At the turn of the 20th century, the Royal Navy still ruled the waves as it had since Nelson's days. Its contribution to the defeat of the Central Powers and the Axis during the two world wars was enormous, and it has been a pioneer in many elements of naval warfare and technology up to today. Post-war cuts forced the Royal Navy to become a more compact force, but with a long and proud tradition of success and innovation.
The defeat of Napoleon's navy during the Battle of Trafalgar in 1805 left the Royal Navy with indisputable mastery of the oceans, which it used to police its growing colonial empire. But as the century came to a close, it became increasingly challenged by rival powers, most notably Germany. One of the most revolutionary events in naval history was the launching in 1905 of the HMS Dreadnought, the first true all-big-gun battleship which instantly rendered every other warship in the world obsolete. From there began an all-out naval race with Germany which climaxed during the Battle of Jutland in World War I where the Royal Navy won a key strategic victory (despite losing more ships) over the Kaiser's High Seas Fleet. This forced the Germans to undertake unrestricted submarine warfare – a policy that would ultimately drag the US into the war on the Allied side.
The interwar period saw Britain suffering from severe financial difficulties, which led to it accepting naval parity with the US through the Washington Naval Treaty in 1922. Additionally and despite having invented the aircraft carrier in the final stages of World War I, it fell behind both the US and the Japanese in the development of naval aviation. When World War II broke out, the Royal Navy became immediately engaged in what would be longest campaign of the war: the Battle of the Atlantic against Hitler's U-boats, which just as in the last war threatened to cut off Britain's links to its empire and its allies. The battle became a showdown of both brains and brawn, resulting in the development of groundbreaking technologies related to anti-submarine warfare, such as sonar. Elsewhere, the Royal Navy would enjoy considerable success in the Mediterranean against the Italian fleet and once the German U-boat threat had subsided, sent a powerful carrier-based fleet to the Pacific to fight alongside the US against the Japanese. By this time however, the US Navy was vastly superior in size and strength and this disparity would only increase in the years ahead. Nevertheless, the Royal Navy could pride itself in having fought and prevailed in the biggest naval war in the country's history.

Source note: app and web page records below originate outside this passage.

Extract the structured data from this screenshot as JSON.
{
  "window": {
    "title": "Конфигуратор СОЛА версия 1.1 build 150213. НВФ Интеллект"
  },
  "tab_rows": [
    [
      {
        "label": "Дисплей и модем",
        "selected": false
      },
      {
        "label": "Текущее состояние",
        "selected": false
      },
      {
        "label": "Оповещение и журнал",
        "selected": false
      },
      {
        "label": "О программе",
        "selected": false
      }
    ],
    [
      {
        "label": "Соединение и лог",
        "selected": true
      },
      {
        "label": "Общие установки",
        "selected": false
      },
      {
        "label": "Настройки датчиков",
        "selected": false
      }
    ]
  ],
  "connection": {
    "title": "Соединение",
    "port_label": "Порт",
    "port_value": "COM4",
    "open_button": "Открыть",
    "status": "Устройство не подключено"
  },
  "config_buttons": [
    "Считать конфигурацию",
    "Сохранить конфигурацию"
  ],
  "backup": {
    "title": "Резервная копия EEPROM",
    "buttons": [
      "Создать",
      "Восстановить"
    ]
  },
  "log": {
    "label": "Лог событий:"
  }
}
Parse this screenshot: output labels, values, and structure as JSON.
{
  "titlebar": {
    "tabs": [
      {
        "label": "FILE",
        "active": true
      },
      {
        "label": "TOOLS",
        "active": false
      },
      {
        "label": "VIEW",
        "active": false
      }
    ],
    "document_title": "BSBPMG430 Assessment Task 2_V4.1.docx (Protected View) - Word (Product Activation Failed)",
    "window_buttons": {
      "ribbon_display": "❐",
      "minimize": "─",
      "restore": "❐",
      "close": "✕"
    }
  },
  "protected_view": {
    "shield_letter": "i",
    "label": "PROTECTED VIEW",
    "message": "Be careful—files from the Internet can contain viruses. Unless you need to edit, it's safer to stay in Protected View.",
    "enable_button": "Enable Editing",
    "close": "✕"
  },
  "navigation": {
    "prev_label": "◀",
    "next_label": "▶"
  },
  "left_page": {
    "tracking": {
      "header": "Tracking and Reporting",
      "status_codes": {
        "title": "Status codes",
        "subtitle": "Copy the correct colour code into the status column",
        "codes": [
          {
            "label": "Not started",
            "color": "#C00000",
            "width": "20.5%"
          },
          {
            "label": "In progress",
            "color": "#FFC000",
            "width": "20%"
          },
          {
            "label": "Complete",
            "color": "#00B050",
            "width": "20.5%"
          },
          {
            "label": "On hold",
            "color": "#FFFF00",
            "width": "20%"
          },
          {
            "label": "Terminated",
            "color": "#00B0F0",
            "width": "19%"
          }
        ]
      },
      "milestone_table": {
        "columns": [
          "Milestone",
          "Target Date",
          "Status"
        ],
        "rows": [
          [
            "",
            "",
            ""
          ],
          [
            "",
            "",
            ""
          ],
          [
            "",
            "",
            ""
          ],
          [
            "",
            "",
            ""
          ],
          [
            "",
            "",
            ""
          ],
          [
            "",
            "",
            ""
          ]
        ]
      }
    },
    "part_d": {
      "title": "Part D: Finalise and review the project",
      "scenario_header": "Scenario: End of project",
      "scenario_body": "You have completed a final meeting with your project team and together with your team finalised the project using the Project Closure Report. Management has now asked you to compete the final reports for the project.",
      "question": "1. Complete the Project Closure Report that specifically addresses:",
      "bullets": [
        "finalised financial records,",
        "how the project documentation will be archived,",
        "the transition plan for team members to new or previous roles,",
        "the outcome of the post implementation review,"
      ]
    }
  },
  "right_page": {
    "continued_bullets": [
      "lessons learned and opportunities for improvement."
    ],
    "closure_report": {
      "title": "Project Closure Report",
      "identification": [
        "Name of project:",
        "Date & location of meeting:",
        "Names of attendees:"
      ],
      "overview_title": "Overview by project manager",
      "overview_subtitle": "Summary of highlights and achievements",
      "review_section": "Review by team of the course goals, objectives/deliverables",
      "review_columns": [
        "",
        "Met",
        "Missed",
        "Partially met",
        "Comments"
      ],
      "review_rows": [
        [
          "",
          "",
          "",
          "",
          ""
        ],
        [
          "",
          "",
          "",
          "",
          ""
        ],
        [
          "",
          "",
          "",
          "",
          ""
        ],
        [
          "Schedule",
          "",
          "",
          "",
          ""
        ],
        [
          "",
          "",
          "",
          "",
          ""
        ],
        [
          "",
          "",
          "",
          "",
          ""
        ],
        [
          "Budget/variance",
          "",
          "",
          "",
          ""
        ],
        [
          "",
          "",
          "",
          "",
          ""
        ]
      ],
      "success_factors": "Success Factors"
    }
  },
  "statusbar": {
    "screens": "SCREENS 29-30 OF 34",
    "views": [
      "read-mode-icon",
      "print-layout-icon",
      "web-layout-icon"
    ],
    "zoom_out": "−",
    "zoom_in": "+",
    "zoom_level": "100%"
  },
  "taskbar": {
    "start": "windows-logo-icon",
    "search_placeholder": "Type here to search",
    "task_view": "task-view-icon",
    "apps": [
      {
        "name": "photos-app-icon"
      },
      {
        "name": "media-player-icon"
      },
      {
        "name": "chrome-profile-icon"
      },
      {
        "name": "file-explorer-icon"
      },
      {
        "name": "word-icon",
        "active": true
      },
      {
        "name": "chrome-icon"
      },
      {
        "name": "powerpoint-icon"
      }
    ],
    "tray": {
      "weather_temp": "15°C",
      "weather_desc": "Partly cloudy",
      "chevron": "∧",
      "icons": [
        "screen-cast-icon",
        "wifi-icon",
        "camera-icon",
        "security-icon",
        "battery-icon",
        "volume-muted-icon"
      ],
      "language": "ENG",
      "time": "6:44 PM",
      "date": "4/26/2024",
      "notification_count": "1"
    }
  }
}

The post-war years saw the Royal Navy significantly reduced in size to reflect Britain's shrinking global commitments but it continued to contribute tremendously to naval technology. For example, steam catapults, angled flight decks and optical landing systems were all British inventions that would reinvent the aircraft carrier for the jet age. Throughout most of the Cold War, the UK maintained the second largest navy in NATO even though in some aspects it remained dependent on the US, such as through its Trident nuclear deterrent. Controversially, a Labour government scrapped its last fleet carriers in the late 1970s but partly made up for it through the design of "Harrier carriers" that would become a model for smaller fleets around the world. The ability of the Royal Navy to successfully wage a naval campaign during the Falklands War (the most intense engaged by any country since World War II), as well as its contributions to US-led wars in Iraq, Yugoslavia and elsewhere highlight its enduring global role. Despite post-crisis budget cuts, the construction of two new fleet carriers (the first since the 1950s) plus a new generation of nuclear submarines bode well for the Royal Navy's future.
There are currently 150 entries, data on 96 warship types, and 2,480 individual warships in the registry.